Philip Riley, MPH, PhD, University of Manchester, UK
Presentation: “Evidence on TMD management and limitations of current study designs”
Philip Riley, is a Lecturer in Health Sciences Research at The University of Manchester, UK. His PhD work focused on the prevention of oral side effects of cancer treatment. He has been part of the editorial team of Cochrane Oral Health since 2006 and was recently made Deputy Co-ordinating Editor of the Group. His main area of work is evidence synthesis, particularly systematic review.
Sue Pavitt, BSc, PhD, University of Leeds, UK
Presentation: “Bringing innovative trial designs into dentistry – a fresh collaborative approach”
Sue Pavitt, is Professor of Translational & Applied Health Research at the University of Leeds and Director of the Dental Translational and Clinical Research Unit (DentCRU) within Leeds School of Dentistry. She is national specialty lead for the Oral & Dental Health Research for the National Institute for Health Research (NIHR) Clinical Research Network. Her research portfolio spans several disease areas, with a particular focus on oral and dental health and multiple sclerosis.
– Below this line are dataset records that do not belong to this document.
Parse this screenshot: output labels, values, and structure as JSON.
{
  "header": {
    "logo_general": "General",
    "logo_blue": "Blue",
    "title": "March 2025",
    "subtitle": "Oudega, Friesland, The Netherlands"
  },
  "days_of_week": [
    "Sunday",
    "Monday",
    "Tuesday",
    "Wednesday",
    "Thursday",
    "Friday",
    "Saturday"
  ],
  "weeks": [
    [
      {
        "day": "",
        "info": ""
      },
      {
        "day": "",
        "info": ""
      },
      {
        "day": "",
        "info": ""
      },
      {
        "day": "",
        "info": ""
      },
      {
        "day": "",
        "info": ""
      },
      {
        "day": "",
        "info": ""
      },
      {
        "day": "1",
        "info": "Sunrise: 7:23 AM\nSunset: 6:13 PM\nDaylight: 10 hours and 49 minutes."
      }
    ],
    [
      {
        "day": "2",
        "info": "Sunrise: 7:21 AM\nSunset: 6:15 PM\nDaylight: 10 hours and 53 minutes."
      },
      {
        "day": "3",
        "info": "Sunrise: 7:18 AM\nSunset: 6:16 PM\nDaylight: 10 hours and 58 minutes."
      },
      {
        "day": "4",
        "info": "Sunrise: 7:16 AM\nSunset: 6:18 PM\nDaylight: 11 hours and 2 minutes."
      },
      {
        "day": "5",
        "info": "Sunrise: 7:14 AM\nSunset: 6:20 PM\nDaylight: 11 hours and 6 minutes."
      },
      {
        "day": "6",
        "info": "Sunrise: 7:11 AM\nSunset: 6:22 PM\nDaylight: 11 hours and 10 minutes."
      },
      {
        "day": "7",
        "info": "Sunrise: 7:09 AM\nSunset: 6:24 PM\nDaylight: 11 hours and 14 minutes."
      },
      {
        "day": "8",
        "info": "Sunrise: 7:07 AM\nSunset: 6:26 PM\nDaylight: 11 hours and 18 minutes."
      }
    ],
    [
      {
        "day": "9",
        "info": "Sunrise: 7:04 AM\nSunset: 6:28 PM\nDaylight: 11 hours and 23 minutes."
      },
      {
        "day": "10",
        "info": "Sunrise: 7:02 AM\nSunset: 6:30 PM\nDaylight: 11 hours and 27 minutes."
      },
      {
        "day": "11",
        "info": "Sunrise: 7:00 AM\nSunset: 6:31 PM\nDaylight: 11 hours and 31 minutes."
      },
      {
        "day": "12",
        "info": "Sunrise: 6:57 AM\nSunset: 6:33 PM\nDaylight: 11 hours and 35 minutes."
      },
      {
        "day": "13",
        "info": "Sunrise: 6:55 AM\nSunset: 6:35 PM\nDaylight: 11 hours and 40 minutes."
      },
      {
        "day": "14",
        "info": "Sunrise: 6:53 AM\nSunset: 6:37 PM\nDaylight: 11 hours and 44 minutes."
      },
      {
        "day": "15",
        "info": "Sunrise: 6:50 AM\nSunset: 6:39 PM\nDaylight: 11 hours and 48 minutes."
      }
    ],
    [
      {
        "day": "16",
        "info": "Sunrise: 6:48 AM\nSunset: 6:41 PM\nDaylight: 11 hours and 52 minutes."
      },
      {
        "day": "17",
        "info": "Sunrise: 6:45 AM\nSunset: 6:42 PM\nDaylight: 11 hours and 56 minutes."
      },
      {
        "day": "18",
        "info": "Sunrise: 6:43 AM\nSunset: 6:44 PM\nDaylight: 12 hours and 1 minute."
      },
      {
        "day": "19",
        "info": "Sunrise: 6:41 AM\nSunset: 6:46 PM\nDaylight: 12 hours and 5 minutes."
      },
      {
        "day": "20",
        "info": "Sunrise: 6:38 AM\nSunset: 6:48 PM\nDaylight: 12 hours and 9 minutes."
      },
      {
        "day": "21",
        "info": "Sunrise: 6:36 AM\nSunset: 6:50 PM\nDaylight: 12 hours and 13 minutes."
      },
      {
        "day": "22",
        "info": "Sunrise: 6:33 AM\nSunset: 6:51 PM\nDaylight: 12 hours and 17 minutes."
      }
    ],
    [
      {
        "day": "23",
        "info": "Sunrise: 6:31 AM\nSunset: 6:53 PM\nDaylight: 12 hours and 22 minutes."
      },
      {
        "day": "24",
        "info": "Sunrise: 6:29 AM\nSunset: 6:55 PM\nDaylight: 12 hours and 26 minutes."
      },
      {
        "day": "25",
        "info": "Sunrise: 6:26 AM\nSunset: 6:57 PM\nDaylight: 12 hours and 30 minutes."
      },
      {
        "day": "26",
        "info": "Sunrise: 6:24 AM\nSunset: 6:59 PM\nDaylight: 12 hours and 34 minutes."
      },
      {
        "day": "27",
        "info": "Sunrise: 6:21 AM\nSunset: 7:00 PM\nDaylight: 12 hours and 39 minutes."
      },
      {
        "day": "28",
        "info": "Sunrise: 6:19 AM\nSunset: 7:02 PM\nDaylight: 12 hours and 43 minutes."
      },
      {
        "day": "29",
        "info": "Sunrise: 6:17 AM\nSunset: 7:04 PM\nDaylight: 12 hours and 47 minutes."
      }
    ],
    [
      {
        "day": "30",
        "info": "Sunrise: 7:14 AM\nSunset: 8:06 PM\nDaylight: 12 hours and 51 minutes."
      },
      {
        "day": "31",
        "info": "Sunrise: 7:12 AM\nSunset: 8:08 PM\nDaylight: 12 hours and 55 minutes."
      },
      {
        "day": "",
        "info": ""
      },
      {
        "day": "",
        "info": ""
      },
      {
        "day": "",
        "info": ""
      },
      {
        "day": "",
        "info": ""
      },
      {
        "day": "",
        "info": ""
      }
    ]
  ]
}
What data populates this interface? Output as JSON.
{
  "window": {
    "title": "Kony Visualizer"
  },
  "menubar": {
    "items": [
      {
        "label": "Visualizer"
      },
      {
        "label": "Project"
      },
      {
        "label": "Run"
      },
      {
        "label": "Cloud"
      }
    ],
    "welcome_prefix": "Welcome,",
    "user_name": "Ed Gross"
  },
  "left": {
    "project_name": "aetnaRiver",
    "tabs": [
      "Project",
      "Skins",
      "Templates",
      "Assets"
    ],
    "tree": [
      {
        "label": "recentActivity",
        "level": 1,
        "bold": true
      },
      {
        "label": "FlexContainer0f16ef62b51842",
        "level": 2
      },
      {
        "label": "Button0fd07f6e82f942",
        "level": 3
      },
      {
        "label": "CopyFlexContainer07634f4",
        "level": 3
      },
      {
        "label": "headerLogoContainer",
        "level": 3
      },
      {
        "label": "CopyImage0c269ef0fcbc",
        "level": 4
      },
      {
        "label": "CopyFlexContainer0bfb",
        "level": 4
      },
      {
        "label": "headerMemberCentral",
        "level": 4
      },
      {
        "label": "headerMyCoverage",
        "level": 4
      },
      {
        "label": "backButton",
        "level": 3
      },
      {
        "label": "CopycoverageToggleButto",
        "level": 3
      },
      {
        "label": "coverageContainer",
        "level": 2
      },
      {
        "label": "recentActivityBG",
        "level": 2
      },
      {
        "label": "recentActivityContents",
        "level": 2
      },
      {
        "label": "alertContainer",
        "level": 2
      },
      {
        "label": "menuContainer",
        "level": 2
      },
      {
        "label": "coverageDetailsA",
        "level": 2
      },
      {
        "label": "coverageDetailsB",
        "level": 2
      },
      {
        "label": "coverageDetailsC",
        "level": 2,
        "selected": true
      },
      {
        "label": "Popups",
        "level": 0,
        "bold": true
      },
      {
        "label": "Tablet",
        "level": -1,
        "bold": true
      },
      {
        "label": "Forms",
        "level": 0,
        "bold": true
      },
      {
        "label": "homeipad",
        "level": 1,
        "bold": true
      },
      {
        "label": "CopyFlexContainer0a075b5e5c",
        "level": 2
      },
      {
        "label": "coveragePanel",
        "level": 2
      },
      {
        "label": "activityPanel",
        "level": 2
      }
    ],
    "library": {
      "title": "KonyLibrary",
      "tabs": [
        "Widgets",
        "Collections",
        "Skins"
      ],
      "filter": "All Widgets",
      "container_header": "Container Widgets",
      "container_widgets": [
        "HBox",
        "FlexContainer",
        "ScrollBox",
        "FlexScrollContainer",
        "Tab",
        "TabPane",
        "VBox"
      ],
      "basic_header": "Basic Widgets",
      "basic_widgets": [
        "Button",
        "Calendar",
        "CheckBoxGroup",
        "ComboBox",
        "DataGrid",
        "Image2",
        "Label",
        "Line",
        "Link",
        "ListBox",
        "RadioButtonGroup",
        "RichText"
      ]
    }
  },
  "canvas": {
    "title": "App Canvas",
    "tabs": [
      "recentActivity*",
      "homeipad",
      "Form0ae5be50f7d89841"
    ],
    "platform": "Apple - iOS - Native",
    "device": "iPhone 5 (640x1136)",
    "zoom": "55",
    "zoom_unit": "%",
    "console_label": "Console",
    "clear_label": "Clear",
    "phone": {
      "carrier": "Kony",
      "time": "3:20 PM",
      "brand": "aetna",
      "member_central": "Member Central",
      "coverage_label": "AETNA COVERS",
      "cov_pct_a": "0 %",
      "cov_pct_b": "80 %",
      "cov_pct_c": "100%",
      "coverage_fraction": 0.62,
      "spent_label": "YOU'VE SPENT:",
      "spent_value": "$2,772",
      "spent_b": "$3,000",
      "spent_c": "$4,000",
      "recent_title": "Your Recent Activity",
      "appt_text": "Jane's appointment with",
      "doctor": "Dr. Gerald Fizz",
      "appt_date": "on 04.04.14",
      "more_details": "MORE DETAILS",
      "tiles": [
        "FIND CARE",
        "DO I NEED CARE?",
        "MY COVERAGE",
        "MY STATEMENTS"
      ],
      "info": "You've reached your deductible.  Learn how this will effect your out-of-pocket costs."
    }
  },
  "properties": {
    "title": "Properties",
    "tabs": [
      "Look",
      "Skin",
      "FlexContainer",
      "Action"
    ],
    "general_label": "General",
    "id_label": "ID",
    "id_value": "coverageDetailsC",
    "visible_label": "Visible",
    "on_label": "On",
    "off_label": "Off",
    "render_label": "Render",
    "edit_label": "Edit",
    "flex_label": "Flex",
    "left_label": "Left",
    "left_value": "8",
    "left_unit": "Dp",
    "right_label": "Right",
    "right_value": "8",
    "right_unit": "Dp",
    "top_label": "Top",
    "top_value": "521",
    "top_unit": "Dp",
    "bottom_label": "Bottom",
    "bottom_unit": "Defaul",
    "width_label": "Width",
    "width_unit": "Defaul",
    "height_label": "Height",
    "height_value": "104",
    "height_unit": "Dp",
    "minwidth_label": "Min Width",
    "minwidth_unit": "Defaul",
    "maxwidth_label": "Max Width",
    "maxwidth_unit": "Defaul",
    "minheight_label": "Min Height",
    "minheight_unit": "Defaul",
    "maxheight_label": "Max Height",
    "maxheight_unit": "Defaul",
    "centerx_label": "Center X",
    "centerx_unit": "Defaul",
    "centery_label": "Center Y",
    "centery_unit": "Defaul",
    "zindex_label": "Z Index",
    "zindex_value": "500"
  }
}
Her clinical trials research is innovative and she has successfully delivered several novel and progressive initiatives that have left legacies of research infrastructure. She has established PROSpECT (Periodontal Research on Multimorbidity and Systemic Health) CSG and Consortium to advance collaborative national trials with shared protocols, methodology and infrastructure. PROSpECT was achieved by knowledge transfer from her successful work as Chair of the UK Multiple Sclerosis Society Clinical Trials Network and establishing their £13M MS-OCTOPUS efficient trial platform. Prof. Pavitt has over 35 years’ experience supporting co-production and patient involvement in research. She has recently led the NIHR Co-produced creative arts initiative COVID and Me dramas to promote research that is inclusive and grounded in community engagement with underserved communities disproportionately affected by Covid-19.